Here you get a chance to pop down to the pit and take an underground tour 300 feet below with a real miner as your guide. Big Pit, a real coalmine, is one of Britain’s leading mining museums, with facilities to educate and entertain all ages. It’s one of the favourite places to visit, as we had to wait for an hour before spending an exciting and informative day at the Big Pit.
The best part of my tour was visiting this small town bordering England and Wales, as it is a paradise for book lovers and writers. Regarded as the secondhand book capital of the world, it has 39 bookstores and is famous for its internationally acclaimed literary festival held May 26 to June 5. I could have spent days devouring books to satisfy my appetite for books.
Penderyn Whisky Distillery
Situated in the village of Penderyn, Penderyn Whisky Distillery is located in the scenic Brecon Beacons National Park, which has spectacular mountain scenery and fast-flowing streams, rivers and waterfalls. The distillery is a brainchild of group friends who had the vision to start the first Welsh distillery in more than a century, launching Penderyn Single Malt Whisky in 2004. The whisky is made from fresh spring water drawn directly beneath the distillery.
Explaining the difference between scotch and Penderyn whisky, general manager Giancarlo Bianchi said they produce single malt whisky, meaning using one hundred percent malted barley.
“The key distinction between our single malt and those produced in Scotland is that we mostly use single pot distillation to obtain a spirit at an average of ninety per cent abv. This compares to mostly double pot distillation in Scotland which achieves about seventy to seventy five per cent abv,” he said.
Unfortunately, sales of Welsh whisky is limited in Canada to Nova Scotia, Quebec, Ontario, British Columbia and Newfoundland but it’s widely distributed in Europe, U.S., Japan, South Africa, Taiwan and Australia.
While a student, I cultivated a taste for Welsh food and beer. Brains is the national brewer of Wales, based in Cardiff, brewed the first beer in 2012. Their range of draught beers includes traditional cask ales, smooth beers, Welsh stout Brains Black and a range of seasonal ales, which are available for limited periods throughout the year. The also have the Brains Craft Brewery, which produces a varied and exciting range of limited edition beers.
Wales has a strong tradition of living off the land, stretching back as far as the ancient times. Historically, Welsh food is simple and designed to satisfy the hearty appetites of those working the land: farmers, quarry workers, coal miners and fishermen.

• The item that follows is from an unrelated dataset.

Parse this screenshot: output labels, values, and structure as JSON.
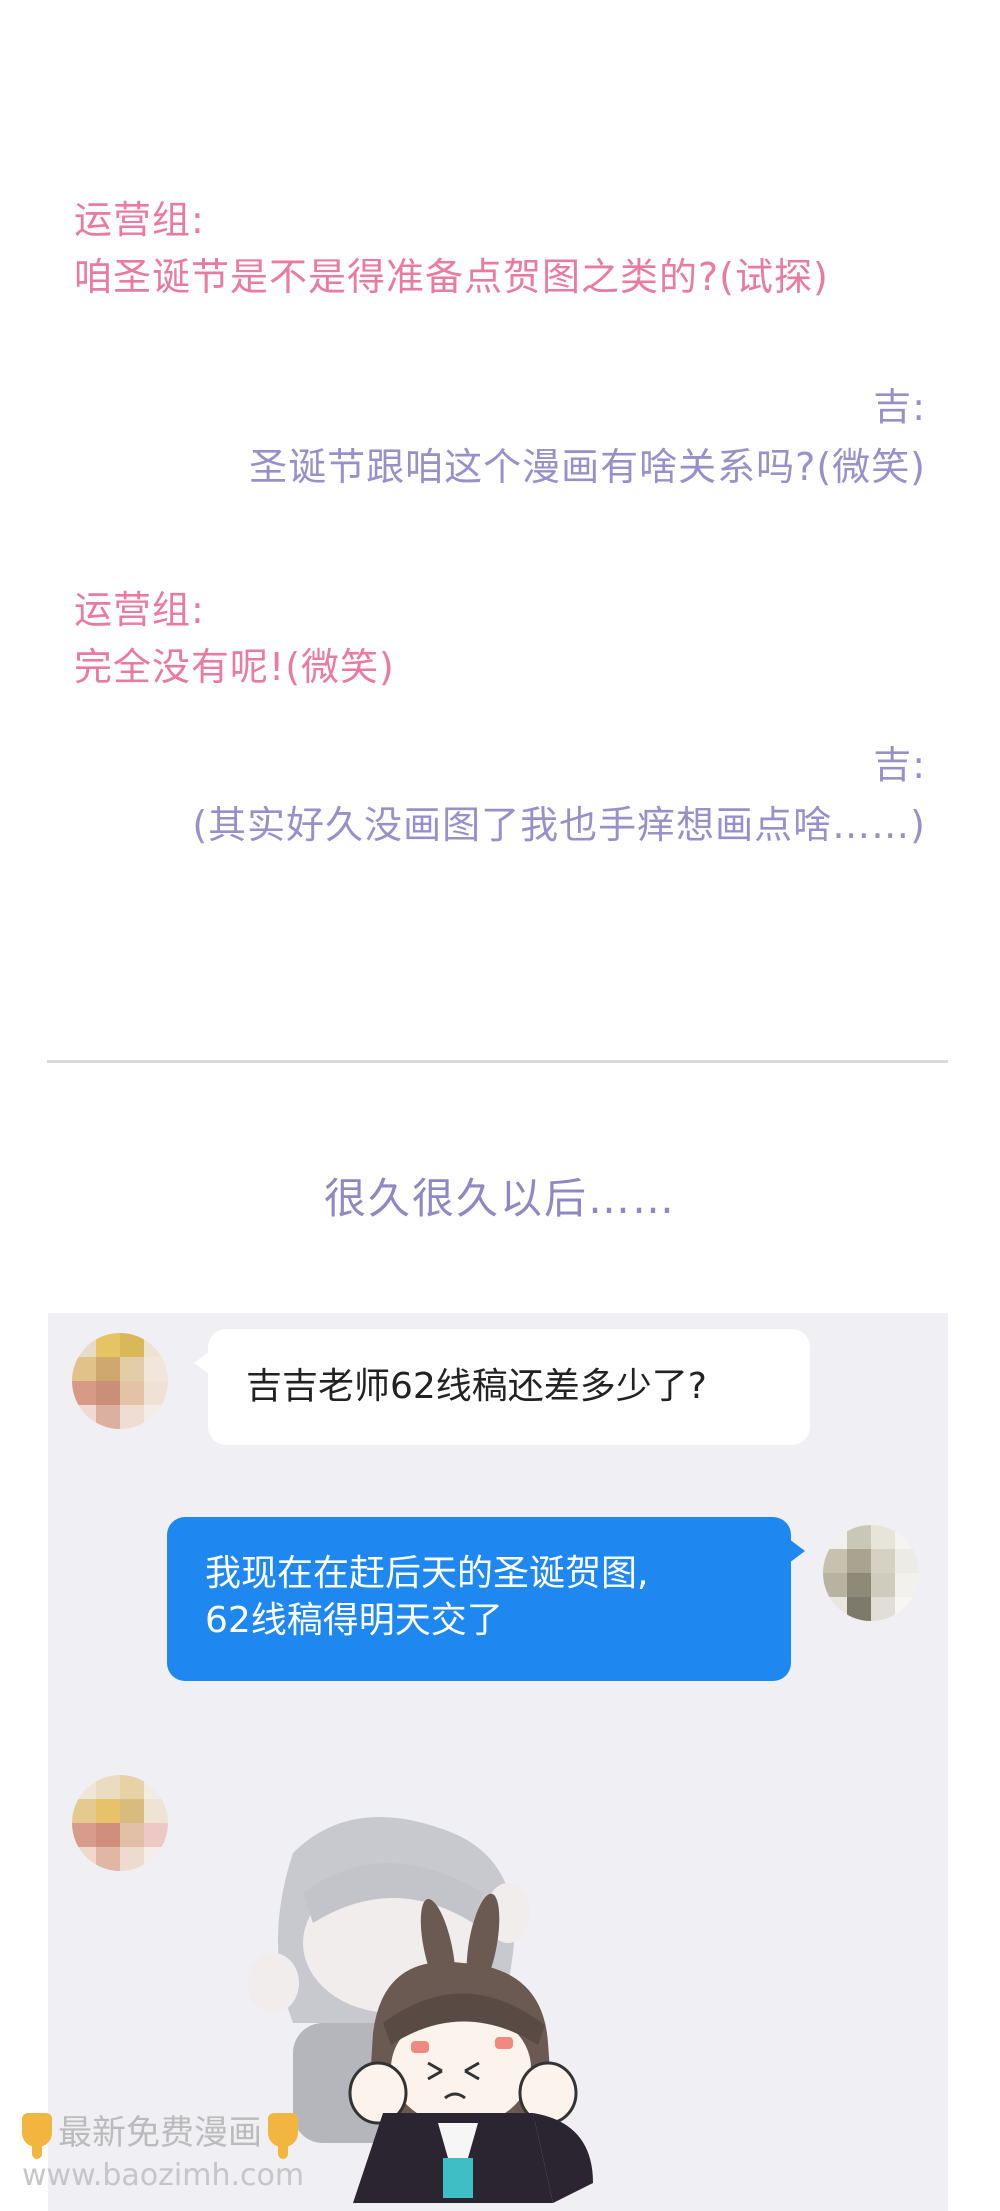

World famous topping the list would be Welsh lamb. Cattle farmers produce Welsh beef and the coastline offers the best fish, mussels and oysters.

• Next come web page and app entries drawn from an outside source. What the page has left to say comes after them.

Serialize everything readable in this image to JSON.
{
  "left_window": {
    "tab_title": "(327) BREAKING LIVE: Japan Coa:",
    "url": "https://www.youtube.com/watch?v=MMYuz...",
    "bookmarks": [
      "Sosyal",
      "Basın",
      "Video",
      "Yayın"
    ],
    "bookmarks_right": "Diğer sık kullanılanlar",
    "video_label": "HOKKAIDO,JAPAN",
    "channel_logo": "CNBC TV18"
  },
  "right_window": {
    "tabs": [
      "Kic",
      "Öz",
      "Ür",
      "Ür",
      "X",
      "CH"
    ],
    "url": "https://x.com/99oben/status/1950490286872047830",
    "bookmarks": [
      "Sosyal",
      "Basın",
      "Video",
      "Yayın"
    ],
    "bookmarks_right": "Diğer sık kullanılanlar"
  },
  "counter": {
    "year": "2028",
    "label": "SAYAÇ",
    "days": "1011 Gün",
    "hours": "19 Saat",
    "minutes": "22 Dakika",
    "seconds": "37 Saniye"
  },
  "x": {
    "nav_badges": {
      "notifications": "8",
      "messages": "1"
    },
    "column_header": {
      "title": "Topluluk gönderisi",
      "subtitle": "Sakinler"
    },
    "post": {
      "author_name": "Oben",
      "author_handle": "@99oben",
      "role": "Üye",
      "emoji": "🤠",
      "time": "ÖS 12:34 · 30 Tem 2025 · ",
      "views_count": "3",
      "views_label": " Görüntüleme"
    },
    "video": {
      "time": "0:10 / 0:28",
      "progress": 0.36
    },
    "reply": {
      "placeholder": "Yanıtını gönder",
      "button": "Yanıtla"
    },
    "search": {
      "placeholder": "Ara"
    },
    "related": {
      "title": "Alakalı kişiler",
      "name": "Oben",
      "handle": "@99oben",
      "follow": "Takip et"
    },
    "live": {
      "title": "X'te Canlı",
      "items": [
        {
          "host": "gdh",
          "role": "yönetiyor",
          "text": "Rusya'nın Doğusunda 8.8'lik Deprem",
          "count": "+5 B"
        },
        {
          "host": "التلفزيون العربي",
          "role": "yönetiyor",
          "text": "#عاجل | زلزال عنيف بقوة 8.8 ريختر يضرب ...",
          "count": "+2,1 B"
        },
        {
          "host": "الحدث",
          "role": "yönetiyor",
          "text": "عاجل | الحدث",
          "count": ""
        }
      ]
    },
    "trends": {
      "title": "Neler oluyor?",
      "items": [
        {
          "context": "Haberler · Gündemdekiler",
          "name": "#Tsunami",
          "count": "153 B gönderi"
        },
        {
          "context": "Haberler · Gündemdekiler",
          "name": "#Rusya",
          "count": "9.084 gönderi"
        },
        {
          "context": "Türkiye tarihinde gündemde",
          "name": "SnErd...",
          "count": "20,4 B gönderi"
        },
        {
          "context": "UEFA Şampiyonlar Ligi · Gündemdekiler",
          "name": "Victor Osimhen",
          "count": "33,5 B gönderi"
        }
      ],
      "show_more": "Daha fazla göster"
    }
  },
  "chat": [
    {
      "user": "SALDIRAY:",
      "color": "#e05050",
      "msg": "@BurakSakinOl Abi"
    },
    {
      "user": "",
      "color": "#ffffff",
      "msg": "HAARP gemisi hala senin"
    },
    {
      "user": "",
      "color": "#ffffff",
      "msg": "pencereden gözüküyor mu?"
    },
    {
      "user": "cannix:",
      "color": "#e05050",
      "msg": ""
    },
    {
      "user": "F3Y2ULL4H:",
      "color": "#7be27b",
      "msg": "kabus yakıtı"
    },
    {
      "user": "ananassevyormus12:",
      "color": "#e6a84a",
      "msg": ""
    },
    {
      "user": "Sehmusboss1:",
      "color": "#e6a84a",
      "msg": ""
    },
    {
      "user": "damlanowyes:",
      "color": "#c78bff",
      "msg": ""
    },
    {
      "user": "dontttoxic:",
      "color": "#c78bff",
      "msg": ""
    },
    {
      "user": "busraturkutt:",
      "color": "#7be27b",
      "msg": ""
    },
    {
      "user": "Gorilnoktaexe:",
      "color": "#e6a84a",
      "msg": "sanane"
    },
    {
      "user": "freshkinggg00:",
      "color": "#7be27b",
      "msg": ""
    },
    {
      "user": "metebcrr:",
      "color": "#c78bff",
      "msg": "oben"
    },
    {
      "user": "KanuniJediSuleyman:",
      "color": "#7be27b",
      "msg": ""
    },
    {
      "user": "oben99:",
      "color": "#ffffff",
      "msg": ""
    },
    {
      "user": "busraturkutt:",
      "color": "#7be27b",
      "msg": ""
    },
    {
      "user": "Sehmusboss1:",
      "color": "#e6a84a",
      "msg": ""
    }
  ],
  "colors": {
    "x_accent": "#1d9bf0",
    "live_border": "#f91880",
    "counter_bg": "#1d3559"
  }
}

Leek soup is a soup based on potatoes, leeks, broth (usually chicken), and heavy cream. Other ingredients used may be salt and pepper, and various spices.
Welsh cakes are a real Welsh treat. They have been popular since the late 19th Century with the addition of fat, sugar and dried fruit to a longer standing recipe for flatbread baked on a griddle. The cakes are also known as bake stones within Wales because they are traditionally cooked on a bake stone, a cast iron griddle which is placed on the fire or cooker. Sometimes they are referred to as griddle scones.

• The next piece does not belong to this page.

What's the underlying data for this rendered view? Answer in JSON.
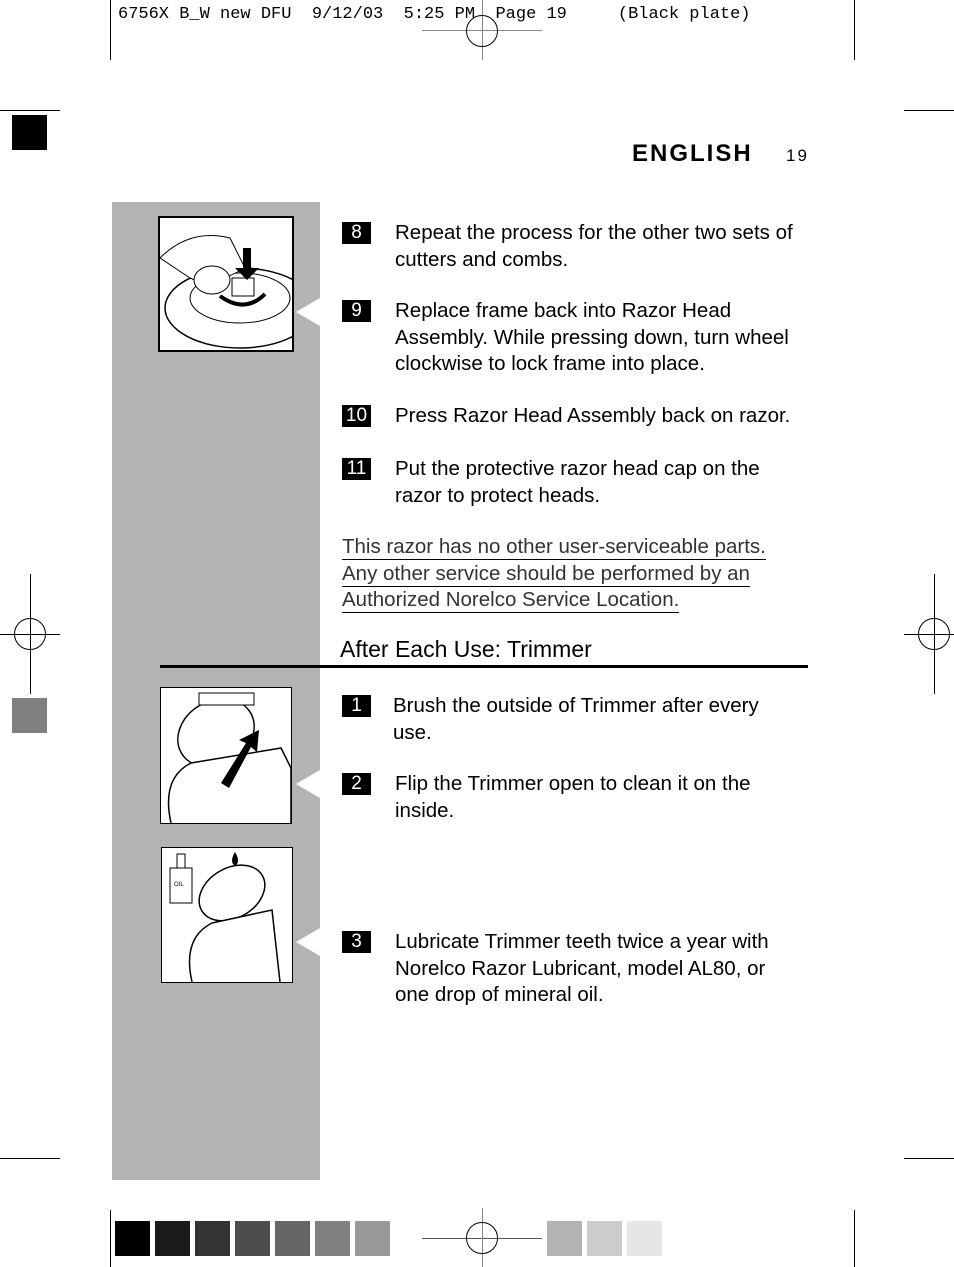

My favourite Welsh dish is cawl, a traditional Welsh stew with potatoes. Depending on part of Wales you happen to be, Cawl will be made in many ways. If you are inland or up in the hills, you will be served lamb or mutton cawl where as on the coast, you will get seafood cawl.
I always had difficulty pronouncing Welsh words, but I made a list of common greetings on a piece of paper and always kept it in my shirt pocket for easy accessibility. Whenever I was at a restaurant or at dinner with someone, I would discreetly take out my list, practise saying the appropriate words and thank the waitress or my companion in Welsh. This impressed everyone.
Following are the Welsh words that I found handy to learn.
Cheers – lechyd da; Hello – hylo; Good morning – bore da; Good night – nos da; Thank you – diolch;
I hope you enjoyed the above article. Goodbye (hwyl fawr.)
Mansoor Ladha is a Calgary-based journalist, travel writer and author of “Portrait in Pluralism: Aga Khan’s Shia Ismaili Muslims.”